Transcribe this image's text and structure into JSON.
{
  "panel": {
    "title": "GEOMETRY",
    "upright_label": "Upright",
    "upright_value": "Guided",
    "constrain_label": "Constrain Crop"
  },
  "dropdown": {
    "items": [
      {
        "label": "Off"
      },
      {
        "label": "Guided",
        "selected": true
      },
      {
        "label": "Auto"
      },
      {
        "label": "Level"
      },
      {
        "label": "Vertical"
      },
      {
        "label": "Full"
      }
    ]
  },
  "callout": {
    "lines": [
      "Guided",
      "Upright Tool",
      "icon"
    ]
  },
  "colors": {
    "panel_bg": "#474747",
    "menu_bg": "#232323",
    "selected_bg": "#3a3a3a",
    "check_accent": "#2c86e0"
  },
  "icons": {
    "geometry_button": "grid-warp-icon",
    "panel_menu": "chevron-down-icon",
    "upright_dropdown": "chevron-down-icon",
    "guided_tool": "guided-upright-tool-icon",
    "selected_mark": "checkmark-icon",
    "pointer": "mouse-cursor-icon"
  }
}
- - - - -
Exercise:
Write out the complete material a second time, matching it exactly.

Response to this exercise:
Transcribe this image's text and structure into JSON.
{
  "panel": {
    "title": "GEOMETRY",
    "upright_label": "Upright",
    "upright_value": "Guided",
    "constrain_label": "Constrain Crop"
  },
  "dropdown": {
    "items": [
      {
        "label": "Off"
      },
      {
        "label": "Guided",
        "selected": true
      },
      {
        "label": "Auto"
      },
      {
        "label": "Level"
      },
      {
        "label": "Vertical"
      },
      {
        "label": "Full"
      }
    ]
  },
  "callout": {
    "lines": [
      "Guided",
      "Upright Tool",
      "icon"
    ]
  },
  "colors": {
    "panel_bg": "#474747",
    "menu_bg": "#232323",
    "selected_bg": "#3a3a3a",
    "check_accent": "#2c86e0"
  },
  "icons": {
    "geometry_button": "grid-warp-icon",
    "panel_menu": "chevron-down-icon",
    "upright_dropdown": "chevron-down-icon",
    "guided_tool": "guided-upright-tool-icon",
    "selected_mark": "checkmark-icon",
    "pointer": "mouse-cursor-icon"
  }
}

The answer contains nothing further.